Sir: As an inner-city resident in the UK, currently working in the US, I was most interested in your timely coverage of the issue of out-of-town development ("The mall that ate Manchester", 2 September).

It is hardly surprising that major retailers clamour to move to new out- of-town premises, out of a desire to expand their businesses in a limited market. However, you are right to point out that these developments lead to the devastation of city centres.

A brief acquaintance with some of the cities of North America, where city centres have given way to block after block of bleak dereliction, with attendant poverty and crime, illustrates vividly the potential risks of unrestricted out-of-town investment.

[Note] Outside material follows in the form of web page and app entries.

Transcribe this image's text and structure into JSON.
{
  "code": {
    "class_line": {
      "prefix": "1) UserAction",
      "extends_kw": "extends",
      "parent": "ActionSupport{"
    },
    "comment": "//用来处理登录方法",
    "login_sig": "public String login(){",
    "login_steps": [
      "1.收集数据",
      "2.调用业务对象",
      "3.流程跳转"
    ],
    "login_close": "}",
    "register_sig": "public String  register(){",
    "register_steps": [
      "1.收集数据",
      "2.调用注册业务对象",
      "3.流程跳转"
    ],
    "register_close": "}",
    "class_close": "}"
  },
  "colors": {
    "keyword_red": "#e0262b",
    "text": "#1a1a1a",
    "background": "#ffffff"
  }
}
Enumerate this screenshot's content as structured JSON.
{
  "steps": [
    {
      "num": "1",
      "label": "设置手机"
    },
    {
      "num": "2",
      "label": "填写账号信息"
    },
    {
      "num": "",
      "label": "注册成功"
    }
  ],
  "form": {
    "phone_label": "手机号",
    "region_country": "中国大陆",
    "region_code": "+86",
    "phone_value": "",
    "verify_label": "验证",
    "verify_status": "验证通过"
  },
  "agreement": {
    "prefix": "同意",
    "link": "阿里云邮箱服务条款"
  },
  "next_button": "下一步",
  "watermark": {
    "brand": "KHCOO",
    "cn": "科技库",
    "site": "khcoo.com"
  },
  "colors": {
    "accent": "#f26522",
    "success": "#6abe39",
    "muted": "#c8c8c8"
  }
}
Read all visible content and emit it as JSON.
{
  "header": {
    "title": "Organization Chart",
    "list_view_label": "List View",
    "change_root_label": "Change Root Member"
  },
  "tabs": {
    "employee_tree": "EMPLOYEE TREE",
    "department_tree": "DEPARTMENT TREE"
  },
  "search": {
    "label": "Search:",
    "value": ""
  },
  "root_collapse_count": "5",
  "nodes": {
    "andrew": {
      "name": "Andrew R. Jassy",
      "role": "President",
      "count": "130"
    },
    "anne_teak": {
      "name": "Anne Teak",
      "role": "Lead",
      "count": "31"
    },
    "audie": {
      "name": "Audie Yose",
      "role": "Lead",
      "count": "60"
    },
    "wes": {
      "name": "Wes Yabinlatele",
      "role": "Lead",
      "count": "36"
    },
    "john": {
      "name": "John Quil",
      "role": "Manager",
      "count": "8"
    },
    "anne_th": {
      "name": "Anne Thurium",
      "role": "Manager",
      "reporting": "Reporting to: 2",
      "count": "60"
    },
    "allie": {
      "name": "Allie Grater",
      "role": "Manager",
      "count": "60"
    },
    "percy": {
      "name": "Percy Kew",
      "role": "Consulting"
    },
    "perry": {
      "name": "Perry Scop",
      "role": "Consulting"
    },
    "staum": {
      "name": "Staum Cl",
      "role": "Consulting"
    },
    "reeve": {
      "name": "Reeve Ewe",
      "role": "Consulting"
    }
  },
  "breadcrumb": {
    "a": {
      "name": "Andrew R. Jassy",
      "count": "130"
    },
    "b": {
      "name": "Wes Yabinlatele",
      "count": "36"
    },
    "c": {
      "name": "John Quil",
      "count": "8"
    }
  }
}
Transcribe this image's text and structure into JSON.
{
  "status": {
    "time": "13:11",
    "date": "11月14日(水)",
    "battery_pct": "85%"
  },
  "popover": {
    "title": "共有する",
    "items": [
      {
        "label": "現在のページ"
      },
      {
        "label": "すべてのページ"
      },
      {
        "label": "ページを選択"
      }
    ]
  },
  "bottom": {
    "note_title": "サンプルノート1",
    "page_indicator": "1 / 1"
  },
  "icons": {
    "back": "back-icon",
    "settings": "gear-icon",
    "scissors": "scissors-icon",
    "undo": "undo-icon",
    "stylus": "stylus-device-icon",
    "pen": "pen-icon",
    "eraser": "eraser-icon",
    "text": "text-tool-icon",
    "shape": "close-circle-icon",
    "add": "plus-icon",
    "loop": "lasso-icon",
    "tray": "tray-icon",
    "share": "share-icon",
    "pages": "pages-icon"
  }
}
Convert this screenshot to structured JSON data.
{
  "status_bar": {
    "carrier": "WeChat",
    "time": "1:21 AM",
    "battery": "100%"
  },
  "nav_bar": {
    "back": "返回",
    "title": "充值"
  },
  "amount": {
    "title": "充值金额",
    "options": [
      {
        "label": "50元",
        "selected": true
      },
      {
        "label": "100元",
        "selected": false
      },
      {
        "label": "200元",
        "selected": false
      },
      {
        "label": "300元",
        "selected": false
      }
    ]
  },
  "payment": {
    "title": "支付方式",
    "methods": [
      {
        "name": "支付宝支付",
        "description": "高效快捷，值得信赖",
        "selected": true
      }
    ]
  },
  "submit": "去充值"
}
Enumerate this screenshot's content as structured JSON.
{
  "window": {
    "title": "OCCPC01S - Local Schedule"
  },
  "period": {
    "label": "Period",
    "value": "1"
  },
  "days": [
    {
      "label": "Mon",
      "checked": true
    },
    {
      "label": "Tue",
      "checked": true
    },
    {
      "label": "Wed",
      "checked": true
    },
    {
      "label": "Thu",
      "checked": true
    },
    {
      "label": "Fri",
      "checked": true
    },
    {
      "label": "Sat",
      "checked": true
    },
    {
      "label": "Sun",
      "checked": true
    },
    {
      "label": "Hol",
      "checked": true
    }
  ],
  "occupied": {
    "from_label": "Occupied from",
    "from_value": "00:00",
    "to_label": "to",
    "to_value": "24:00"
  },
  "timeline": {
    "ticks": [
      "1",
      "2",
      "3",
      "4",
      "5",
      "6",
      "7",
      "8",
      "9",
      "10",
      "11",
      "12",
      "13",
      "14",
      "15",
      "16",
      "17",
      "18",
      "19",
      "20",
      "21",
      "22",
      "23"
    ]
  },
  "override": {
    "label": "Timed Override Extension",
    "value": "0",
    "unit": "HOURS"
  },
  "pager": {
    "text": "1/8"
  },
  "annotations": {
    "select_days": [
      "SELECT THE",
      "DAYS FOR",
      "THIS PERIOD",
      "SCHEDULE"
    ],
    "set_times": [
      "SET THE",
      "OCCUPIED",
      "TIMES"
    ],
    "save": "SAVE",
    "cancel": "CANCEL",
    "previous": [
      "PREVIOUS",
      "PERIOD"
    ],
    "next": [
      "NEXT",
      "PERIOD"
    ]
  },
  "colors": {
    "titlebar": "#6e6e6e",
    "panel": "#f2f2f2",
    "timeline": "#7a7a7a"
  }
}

Some may think the UK will be immune to this problem, or consider any such risk a price well worth paying, in order to reap rich commercial rewards, and much more questionably, to increase customer convenience. Others, however, who wish city centres to remain home to vibrant cultural life, may well disagree.


Louisiana State University

Baton Rouge